<<<<

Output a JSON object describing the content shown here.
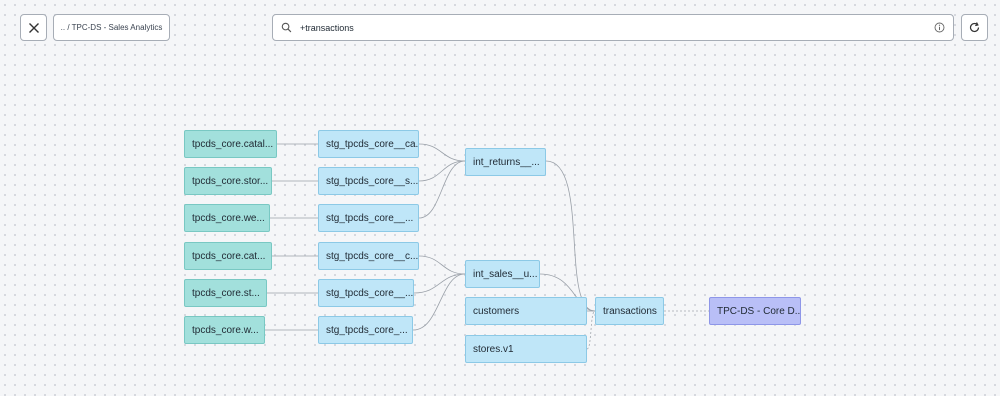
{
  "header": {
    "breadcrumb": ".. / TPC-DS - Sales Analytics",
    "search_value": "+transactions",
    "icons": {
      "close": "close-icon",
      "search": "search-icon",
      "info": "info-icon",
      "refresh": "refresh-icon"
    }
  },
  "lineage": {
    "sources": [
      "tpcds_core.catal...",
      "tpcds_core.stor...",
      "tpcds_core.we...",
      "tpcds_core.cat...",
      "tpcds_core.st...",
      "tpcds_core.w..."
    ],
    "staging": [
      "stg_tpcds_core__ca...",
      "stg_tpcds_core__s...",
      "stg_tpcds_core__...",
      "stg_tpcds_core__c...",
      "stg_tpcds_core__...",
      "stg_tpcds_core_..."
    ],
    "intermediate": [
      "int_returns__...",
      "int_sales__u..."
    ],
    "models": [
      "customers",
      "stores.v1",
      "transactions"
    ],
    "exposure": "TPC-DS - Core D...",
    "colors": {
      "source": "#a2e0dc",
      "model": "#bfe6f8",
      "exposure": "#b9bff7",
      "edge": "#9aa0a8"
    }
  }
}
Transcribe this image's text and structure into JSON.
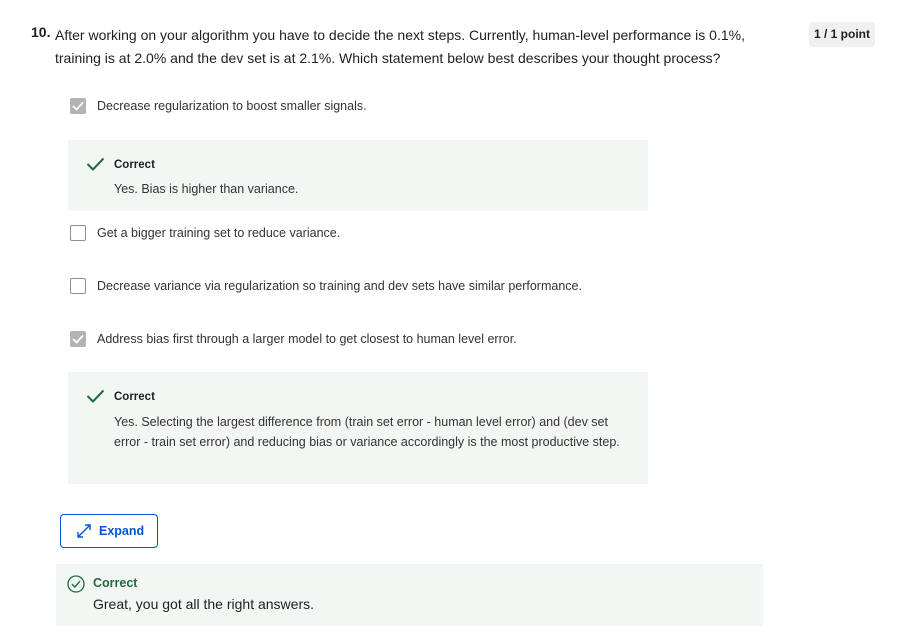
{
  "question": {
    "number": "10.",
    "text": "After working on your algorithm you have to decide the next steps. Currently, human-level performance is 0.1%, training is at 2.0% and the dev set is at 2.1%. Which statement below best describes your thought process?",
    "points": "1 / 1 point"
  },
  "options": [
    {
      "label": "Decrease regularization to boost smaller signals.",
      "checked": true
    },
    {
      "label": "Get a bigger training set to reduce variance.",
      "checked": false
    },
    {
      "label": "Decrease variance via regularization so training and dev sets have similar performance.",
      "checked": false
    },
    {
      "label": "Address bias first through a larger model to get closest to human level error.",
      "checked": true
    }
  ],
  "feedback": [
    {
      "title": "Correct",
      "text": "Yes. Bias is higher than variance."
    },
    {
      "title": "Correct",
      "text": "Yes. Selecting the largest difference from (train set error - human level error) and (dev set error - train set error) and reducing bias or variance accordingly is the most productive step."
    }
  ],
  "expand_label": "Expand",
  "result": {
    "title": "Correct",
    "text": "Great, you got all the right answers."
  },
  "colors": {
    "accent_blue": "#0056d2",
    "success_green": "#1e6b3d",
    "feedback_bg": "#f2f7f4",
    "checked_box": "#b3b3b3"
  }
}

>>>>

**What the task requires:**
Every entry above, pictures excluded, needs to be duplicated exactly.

**Task output:**
Output a JSON object describing the content shown here.
{
  "header": {
    "breadcrumb": ".. / TPC-DS - Sales Analytics",
    "search_value": "+transactions",
    "icons": {
      "close": "close-icon",
      "search": "search-icon",
      "info": "info-icon",
      "refresh": "refresh-icon"
    }
  },
  "lineage": {
    "sources": [
      "tpcds_core.catal...",
      "tpcds_core.stor...",
      "tpcds_core.we...",
      "tpcds_core.cat...",
      "tpcds_core.st...",
      "tpcds_core.w..."
    ],
    "staging": [
      "stg_tpcds_core__ca...",
      "stg_tpcds_core__s...",
      "stg_tpcds_core__...",
      "stg_tpcds_core__c...",
      "stg_tpcds_core__...",
      "stg_tpcds_core_..."
    ],
    "intermediate": [
      "int_returns__...",
      "int_sales__u..."
    ],
    "models": [
      "customers",
      "stores.v1",
      "transactions"
    ],
    "exposure": "TPC-DS - Core D...",
    "colors": {
      "source": "#a2e0dc",
      "model": "#bfe6f8",
      "exposure": "#b9bff7",
      "edge": "#9aa0a8"
    }
  }
}
Transcribe this image's text and structure into JSON.
{
  "question": {
    "number": "10.",
    "text": "After working on your algorithm you have to decide the next steps. Currently, human-level performance is 0.1%, training is at 2.0% and the dev set is at 2.1%. Which statement below best describes your thought process?",
    "points": "1 / 1 point"
  },
  "options": [
    {
      "label": "Decrease regularization to boost smaller signals.",
      "checked": true
    },
    {
      "label": "Get a bigger training set to reduce variance.",
      "checked": false
    },
    {
      "label": "Decrease variance via regularization so training and dev sets have similar performance.",
      "checked": false
    },
    {
      "label": "Address bias first through a larger model to get closest to human level error.",
      "checked": true
    }
  ],
  "feedback": [
    {
      "title": "Correct",
      "text": "Yes. Bias is higher than variance."
    },
    {
      "title": "Correct",
      "text": "Yes. Selecting the largest difference from (train set error - human level error) and (dev set error - train set error) and reducing bias or variance accordingly is the most productive step."
    }
  ],
  "expand_label": "Expand",
  "result": {
    "title": "Correct",
    "text": "Great, you got all the right answers."
  },
  "colors": {
    "accent_blue": "#0056d2",
    "success_green": "#1e6b3d",
    "feedback_bg": "#f2f7f4",
    "checked_box": "#b3b3b3"
  }
}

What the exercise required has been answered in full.